HSBC has announced internally that its co-head of investment banking, Greg Guyett, will assume sole oversight of the bank’s entire advisory and trading division during his counterpart, Georges Elhedery’s six-month sabbatical. .
Elhedery, who heads the London-based lender’s global trading arm, said in a note to staff on Friday that “from the perspective of personal development and growth, I have been considering taking a sabbatical for several years.” He added that since the investment bank had largely met its 2022 year-end strategic goals a year early, now was the best time to pause.
Guyett, who heads capital markets and M&A advisory operations, will now also oversee the markets side of the unit from March until Elhedery returns in September.
Patrick George, Head of Markets and Securities Services for Europe and North America, Monish Tahilramani, Head of MSS Emerging Markets, and Suzy White, MSS Chief Operating Officer, will lead day-to-day operations and report to Guyett, according to the memo.
Separately, Guyett and three other senior executives were supposed to move to Hong Kong last year as part of a sweeping strategic overhaul that would symbolically “shift the heart of the business to Asia”, as the director described it. General Noel Quinn at the time.
Nuno Matos, Managing Director of Wealth and Personal Banking, Barry O’Byrne, Managing Director of Global Commercial Banking and Nicolas Moreau, Head of Asset Management all made the trip on time.
However, Guyett did not move last year and given his temporarily expanded role – and the fact that many international flights to Hong Kong are suspended due to the territory’s ‘zero Covid’ policy – his move has now been postponed until at least September.

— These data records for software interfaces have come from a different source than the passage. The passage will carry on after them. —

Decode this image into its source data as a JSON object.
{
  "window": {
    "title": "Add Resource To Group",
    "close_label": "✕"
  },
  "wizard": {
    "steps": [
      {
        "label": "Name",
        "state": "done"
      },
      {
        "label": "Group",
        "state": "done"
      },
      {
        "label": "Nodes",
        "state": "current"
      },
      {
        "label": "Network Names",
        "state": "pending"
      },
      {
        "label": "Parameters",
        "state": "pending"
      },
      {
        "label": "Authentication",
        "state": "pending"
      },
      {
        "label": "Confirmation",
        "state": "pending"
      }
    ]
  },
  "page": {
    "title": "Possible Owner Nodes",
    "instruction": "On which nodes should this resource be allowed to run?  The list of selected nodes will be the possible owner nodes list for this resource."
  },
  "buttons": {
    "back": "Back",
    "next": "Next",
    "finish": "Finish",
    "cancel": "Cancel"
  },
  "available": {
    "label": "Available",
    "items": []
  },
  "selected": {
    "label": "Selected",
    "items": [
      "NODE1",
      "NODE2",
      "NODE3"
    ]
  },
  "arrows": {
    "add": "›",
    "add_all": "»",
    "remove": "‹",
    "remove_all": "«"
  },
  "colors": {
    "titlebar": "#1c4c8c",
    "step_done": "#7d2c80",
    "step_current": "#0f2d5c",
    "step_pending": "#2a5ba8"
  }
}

Some staff were puzzled as to why he hadn’t moved as promised last April, but a manager confirmed he was still planning to.
Guyett’s inability to move sooner illustrates the difficulties presented by China’s zero Covid policy on global business operations.
Hong Kong’s outbound travel ban to slow the spread of the Omicron variant of the coronavirus has left many financial and business executives stranded out of town if they return to the United States or the UK for Christmas.
Like many of its peers, HSBC has benefited from increased investment banking revenues during the Covid crisis, spurred by high levels of M&A and debt issuance, government support measures and a accommodative monetary policy.
Guyett and Elhedery were tasked with turning the unit around after it was criticized for years of underperformance and declining market share. While rising earnings in 2020 and early 2021 helped boost the unit, in the third quarter performance still lagged European rivals, such as Barclays and Wall Street banks.
While it’s rare for someone of Elhedery’s seniority to take a sabbatical, especially in the competitive and cutthroat world of investment banking, HSBC allows it if certain criteria are met and the veteran 17 years old qualifies.
“I am fortunate that HSBC allows colleagues at all levels to be absent from the business for a short period of time. . . I plan to spend my six month break with my family in various parts of the world and explore a number of personal interests,” Elhedery added in the memo, saying he had Quinn’s support.
“Sabbaticals are an opportunity to find time to focus on things that our work commitments sometimes prevent. . . I can’t wait to take a break,” Elhedery said.